2006 EEMC Neutral Pions: Transverse Single-spin Asymmetry (First Look)

Much work has been devoted to improving and building upon the 2006 EEMC π0 longitudinal analysis. However, there is also a transversely polarized dataset which to my knowledge no one has analyzed. It would be interesting to examine, among other things, AN, in this region of 1 < η < 2. STAR has analyzed transverse-spin jets at mid-rapdity (-1 < η < 1) and transverse-spin pions at forward rapidity (2.5 < η < 4). Examining pions in the EEMC would provide information in a region of phase space between regions where we observe no asymmetry (mid-rapidity) and rather large asymmetries (forward rapidity).

My expectation is that no sizable effects will arise. The asymmetries are known to grow quite steeply as xF increases. The vast majority of Run-6 EEMC data lie below the xF range of the published FPD data, which did not see sizable effects below xF ≈ 0.3. Thus, my expectation is that any effects in the EEMC will also be quite small. However, in my opinion, it is nonetheless worth the check. Here, I also post a link to a recent update to the VU-ANL group.

First Look

For this first look, I analyze 22 runs of 2006 ppTransverse data, prepared by Hal and Steve Gliske. I perform the same technique as used in my dissertation for FMS pions, 2-particle Sivers asymmetries, and recent analysis of 2011 jet Sivers. I bin yields in terms of spin-state, upper/lower-hemisphere, and as a function of the φ-angle. A cross-ratio is calculated in the standard way by combining yields from opposite sides of the detector with flipped spin-states. The asymmetry is extracted by fitting the cross-ratio vs. phi with a function of the form p0+p1×sin(φS). One expects the p0 to be consistent with zero within statistics. The asymmetry is, then, extracted via the p1 term. I calculate the asymmetry as a function of both pT and xF. The pT binning is the same as that of the ALL results. For this small sample, I have almost no data from 0 < xF < 0.05 and 0.5 < xF < 1. Thus, I show the xF-asymmetries for three bins; and I hope to increase this as I integrate more statistics. These asymmetries have not been corrected for polarization. That will manifest as a scale of the vertical axis and error bars. These asymmetries are also not corrected for backgrounds. There may be azimuthal dependence to the background subtraction, so this will likely involve a restructuring of the code to accommodate the background subtraction prior to calculation of the cross-ratios.

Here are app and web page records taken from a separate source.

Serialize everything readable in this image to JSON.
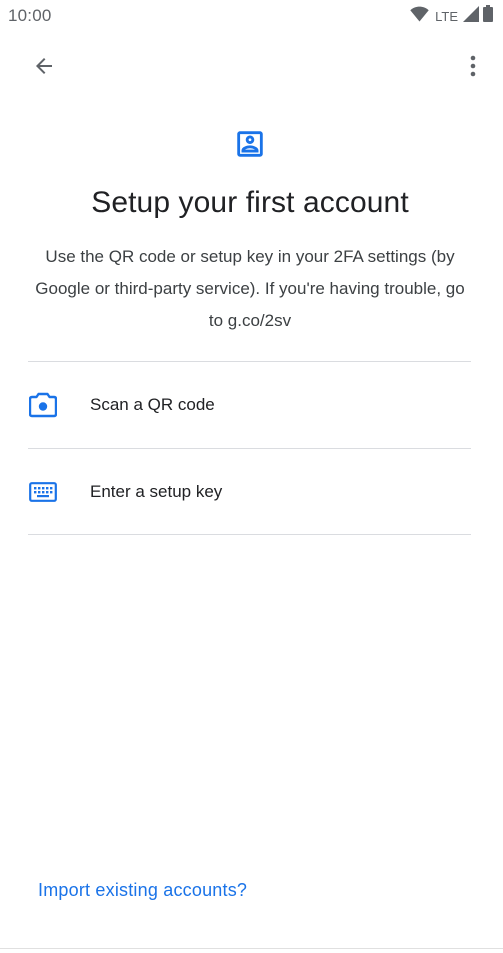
{
  "status_bar": {
    "time": "10:00",
    "network_label": "LTE",
    "icons": [
      "wifi-icon",
      "cell-signal-icon",
      "battery-icon"
    ]
  },
  "toolbar": {
    "back_icon": "arrow-back-icon",
    "more_icon": "more-vert-icon"
  },
  "header": {
    "icon": "account-box-icon",
    "title": "Setup your first account",
    "description": "Use the QR code or setup key in your 2FA settings (by Google or third-party service). If you're having trouble, go to g.co/2sv"
  },
  "options": [
    {
      "icon": "camera-icon",
      "label": "Scan a QR code"
    },
    {
      "icon": "keyboard-icon",
      "label": "Enter a setup key"
    }
  ],
  "footer": {
    "import_link": "Import existing accounts?"
  },
  "colors": {
    "accent": "#1a73e8",
    "text_primary": "#202124",
    "text_secondary": "#3c4043",
    "icon_grey": "#5f6368",
    "divider": "#dadce0"
  }
}
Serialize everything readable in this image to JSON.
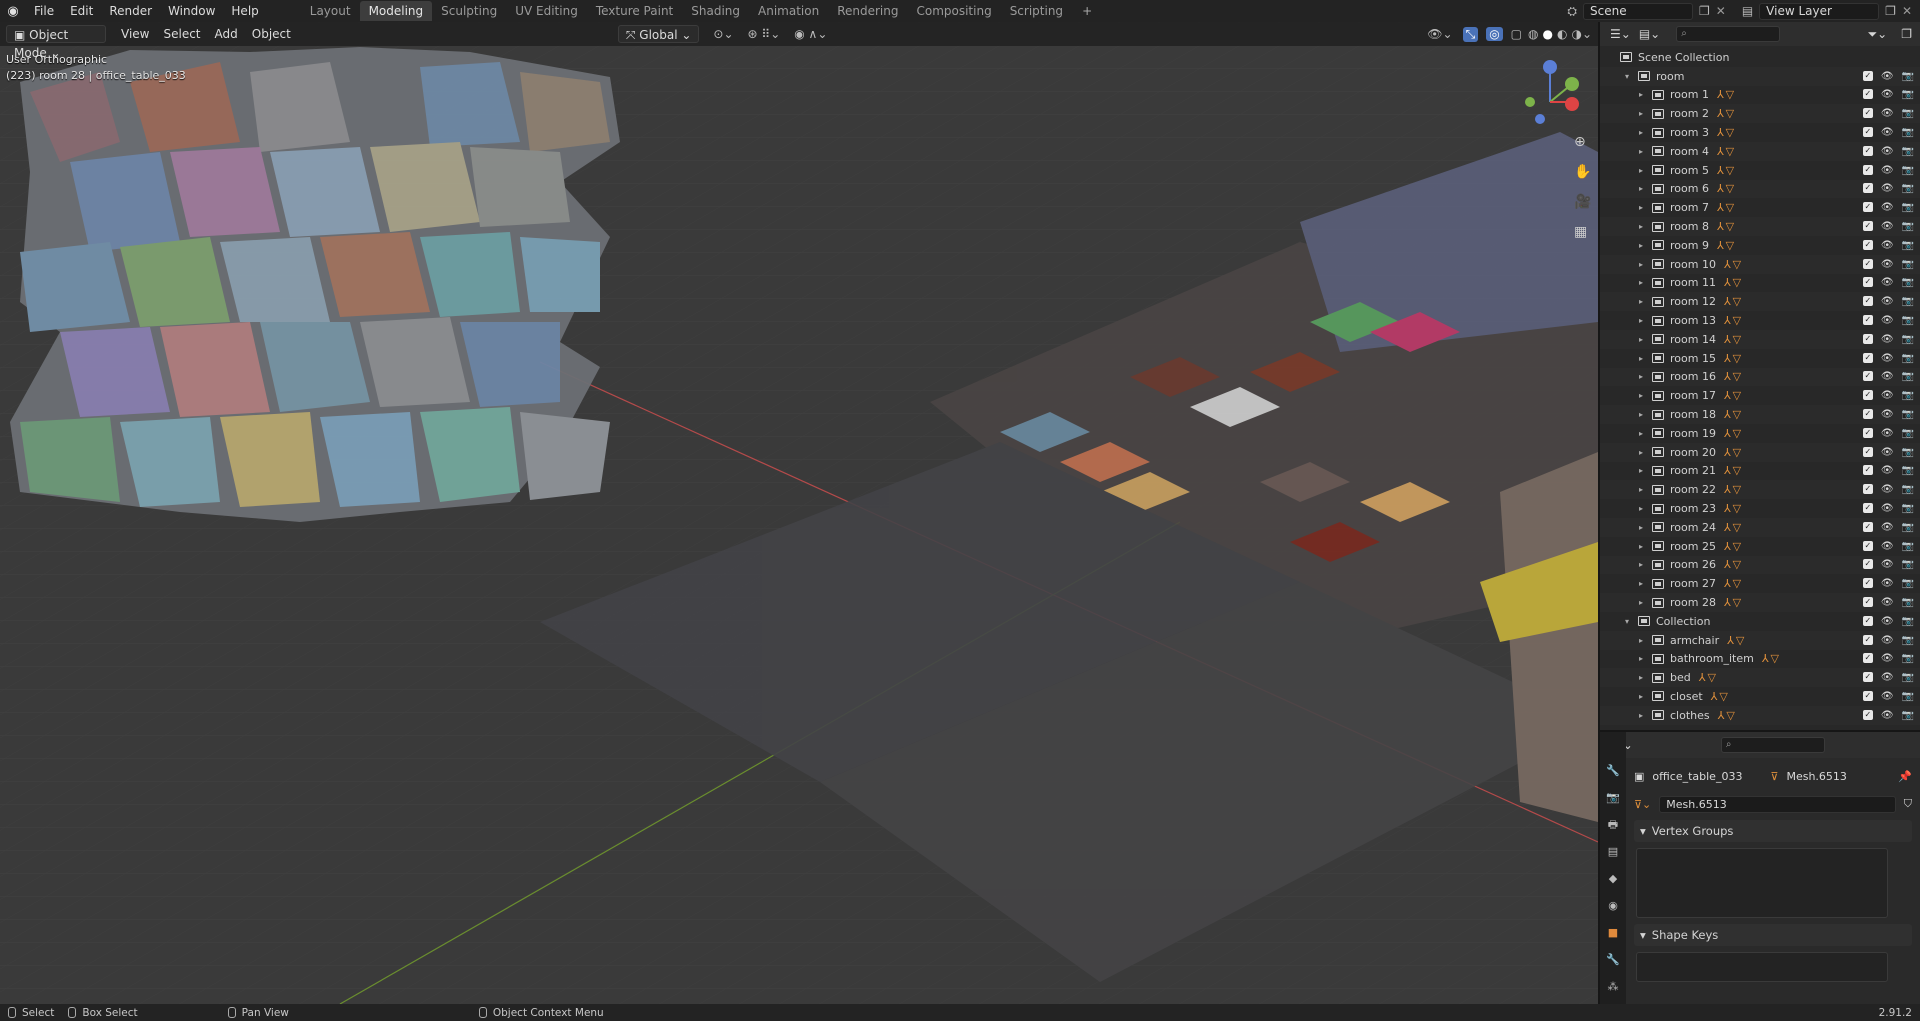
{
  "menu": [
    "File",
    "Edit",
    "Render",
    "Window",
    "Help"
  ],
  "workspaces": [
    "Layout",
    "Modeling",
    "Sculpting",
    "UV Editing",
    "Texture Paint",
    "Shading",
    "Animation",
    "Rendering",
    "Compositing",
    "Scripting"
  ],
  "active_workspace": "Modeling",
  "scene": "Scene",
  "view_layer": "View Layer",
  "viewport": {
    "mode": "Object Mode",
    "menus": [
      "View",
      "Select",
      "Add",
      "Object"
    ],
    "transform": "Global",
    "info_line1": "User Orthographic",
    "info_line2": "(223) room 28 | office_table_033"
  },
  "outliner": {
    "scene_collection": "Scene Collection",
    "rows": [
      {
        "label": "room",
        "level": 1,
        "open": true
      },
      {
        "label": "room 1",
        "level": 2
      },
      {
        "label": "room 2",
        "level": 2
      },
      {
        "label": "room 3",
        "level": 2
      },
      {
        "label": "room 4",
        "level": 2
      },
      {
        "label": "room 5",
        "level": 2
      },
      {
        "label": "room 6",
        "level": 2
      },
      {
        "label": "room 7",
        "level": 2
      },
      {
        "label": "room 8",
        "level": 2
      },
      {
        "label": "room 9",
        "level": 2
      },
      {
        "label": "room 10",
        "level": 2
      },
      {
        "label": "room 11",
        "level": 2
      },
      {
        "label": "room 12",
        "level": 2
      },
      {
        "label": "room 13",
        "level": 2
      },
      {
        "label": "room 14",
        "level": 2
      },
      {
        "label": "room 15",
        "level": 2
      },
      {
        "label": "room 16",
        "level": 2
      },
      {
        "label": "room 17",
        "level": 2
      },
      {
        "label": "room 18",
        "level": 2
      },
      {
        "label": "room 19",
        "level": 2
      },
      {
        "label": "room 20",
        "level": 2
      },
      {
        "label": "room 21",
        "level": 2
      },
      {
        "label": "room 22",
        "level": 2
      },
      {
        "label": "room 23",
        "level": 2
      },
      {
        "label": "room 24",
        "level": 2
      },
      {
        "label": "room 25",
        "level": 2
      },
      {
        "label": "room 26",
        "level": 2
      },
      {
        "label": "room 27",
        "level": 2
      },
      {
        "label": "room 28",
        "level": 2
      },
      {
        "label": "Collection",
        "level": 1,
        "open": true
      },
      {
        "label": "armchair",
        "level": 2
      },
      {
        "label": "bathroom_item",
        "level": 2
      },
      {
        "label": "bed",
        "level": 2
      },
      {
        "label": "closet",
        "level": 2
      },
      {
        "label": "clothes",
        "level": 2
      }
    ]
  },
  "properties": {
    "object_name": "office_table_033",
    "mesh_name": "Mesh.6513",
    "data_field": "Mesh.6513",
    "panels": [
      "Vertex Groups",
      "Shape Keys"
    ]
  },
  "statusbar": {
    "select": "Select",
    "box_select": "Box Select",
    "pan_view": "Pan View",
    "context_menu": "Object Context Menu",
    "version": "2.91.2"
  }
}
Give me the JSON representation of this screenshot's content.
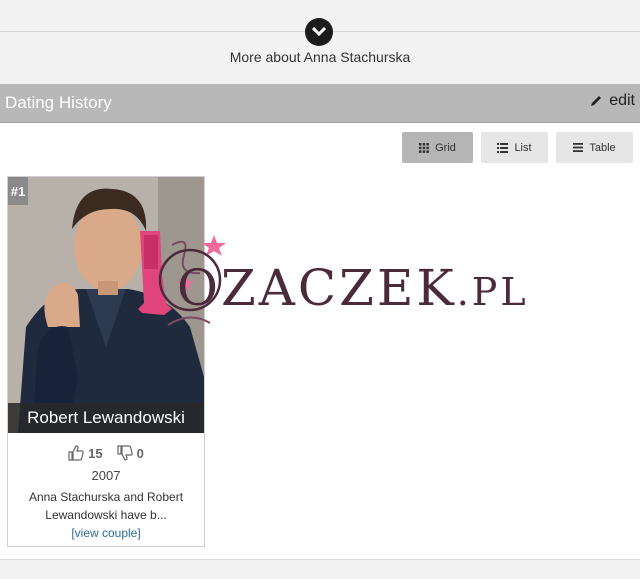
{
  "header": {
    "more_label": "More about Anna Stachurska",
    "expand_icon": "chevron-down-icon"
  },
  "section": {
    "title": "Dating History",
    "edit_label": "edit"
  },
  "view_toggle": {
    "grid": "Grid",
    "list": "List",
    "table": "Table",
    "active": "Grid"
  },
  "cards": [
    {
      "rank": "#1",
      "name": "Robert Lewandowski",
      "likes": "15",
      "dislikes": "0",
      "year": "2007",
      "description": "Anna Stachurska and Robert Lewandowski have b...",
      "link": "[view couple]"
    }
  ],
  "watermark": {
    "text": "OZACZEK",
    "suffix": ".PL",
    "colors": {
      "boot": "#e0457b",
      "star": "#f06a9a",
      "text": "#4b2a3c"
    }
  }
}
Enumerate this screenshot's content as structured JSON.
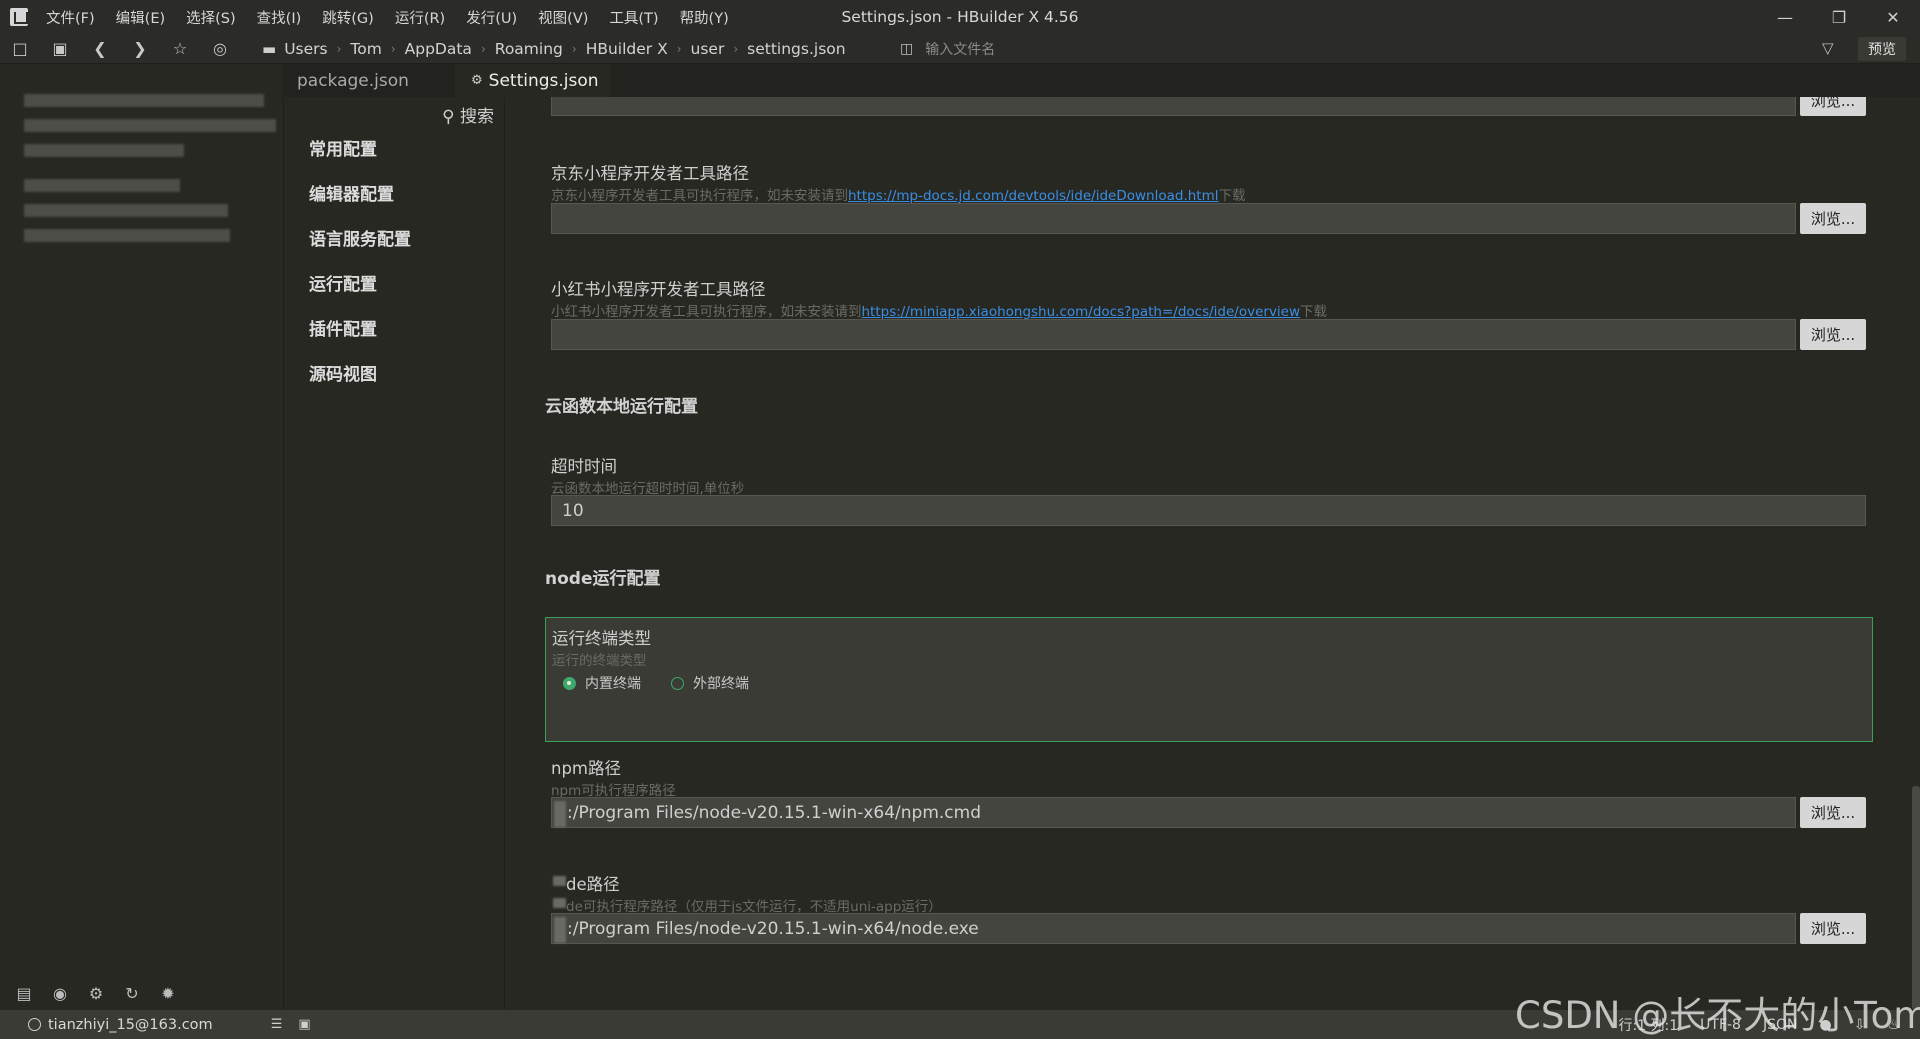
{
  "menu": {
    "items": [
      "文件(F)",
      "编辑(E)",
      "选择(S)",
      "查找(I)",
      "跳转(G)",
      "运行(R)",
      "发行(U)",
      "视图(V)",
      "工具(T)",
      "帮助(Y)"
    ],
    "window_title": "Settings.json - HBuilder X 4.56"
  },
  "breadcrumb": [
    "Users",
    "Tom",
    "AppData",
    "Roaming",
    "HBuilder X",
    "user",
    "settings.json"
  ],
  "toolbar": {
    "file_search_placeholder": "输入文件名",
    "preview_label": "预览"
  },
  "tabs": [
    {
      "label": "package.json",
      "active": false
    },
    {
      "label": "Settings.json",
      "active": true
    }
  ],
  "nav": {
    "search_label": "搜索",
    "items": [
      "常用配置",
      "编辑器配置",
      "语言服务配置",
      "运行配置",
      "插件配置",
      "源码视图"
    ]
  },
  "content": {
    "browse_label": "浏览...",
    "jd": {
      "label": "京东小程序开发者工具路径",
      "desc_prefix": "京东小程序开发者工具可执行程序，如未安装请到",
      "link": "https://mp-docs.jd.com/devtools/ide/ideDownload.html",
      "desc_suffix": "下载",
      "value": ""
    },
    "xhs": {
      "label": "小红书小程序开发者工具路径",
      "desc_prefix": "小红书小程序开发者工具可执行程序，如未安装请到",
      "link": "https://miniapp.xiaohongshu.com/docs?path=/docs/ide/overview",
      "desc_suffix": "下载",
      "value": ""
    },
    "cloud_section": "云函数本地运行配置",
    "timeout": {
      "label": "超时时间",
      "desc": "云函数本地运行超时时间,单位秒",
      "value": "10"
    },
    "node_section": "node运行配置",
    "terminal": {
      "label": "运行终端类型",
      "desc": "运行的终端类型",
      "options": [
        "内置终端",
        "外部终端"
      ],
      "selected": "内置终端"
    },
    "npm": {
      "label": "npm路径",
      "desc": "npm可执行程序路径",
      "value": ":/Program Files/node-v20.15.1-win-x64/npm.cmd"
    },
    "node": {
      "label": "de路径",
      "desc": "de可执行程序路径（仅用于js文件运行，不适用uni-app运行）",
      "value": ":/Program Files/node-v20.15.1-win-x64/node.exe"
    }
  },
  "status": {
    "user": "tianzhiyi_15@163.com",
    "position": "行:1  列:1",
    "encoding": "UTF-8",
    "lang": "JSON"
  },
  "watermark": "CSDN @长不大的小Tom",
  "colors": {
    "accent_green": "#3fa86b",
    "link": "#3a8ee6",
    "background": "#272822"
  }
}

Figure 1: Assorted Pion Distributions

Figure 2: xF > 0

pT xF

The top row shows the extracted asymmetry while the bottom row shows the constant of the fit. I would expect the constant to fluctuate around zero, however, it does seem to be systematically above the horizontal. I'm not entirely sure why this is, but I wouldn't draw too many conclusions until we integrate more statistics. As expected, the asymmetries are consistent with zero. As seen in Fig. 2, asymmetries for xF < 0 are also consistent with zero.

Figure 3: xF < 0

pT xF

Below, I show the fits for individual bins (xF < 0). I show not only the physics asymmetry but also the instrumental asymmetries and luminosity asymmetries. Sizable non-physical asymmetries show up as an expansion of the statistical errors in the physics asymmetry.

Figure 4: Fit Results for pT Bins

0 < pT < 4 GeV/c
4 < pT < 5 GeV/c
5 < pT < 6 GeV/c
6 < pT < 7 GeV/c
7 < pT < 8 GeV/c
8 < pT < 9 GeV/c
9 < pT < 10 GeV/c
10 < pT < 12 GeV/c
12 < pT < 16 GeV/c

Within statistical uncertainties I see no sizable instrumental or luminosity asymmetries in the pT bins. There may well be a non-zero luminosity asymmetry, though, I anticipate it will be quite small.

Figure 5: Fit Results for xF Bins

0.05 < xF < 0.1
0.1 < xF < 0.2
0.2 < xF < 0.5

As with the pT bins, I see no sizable instrumental or luminosity asymmetry in the xF bins.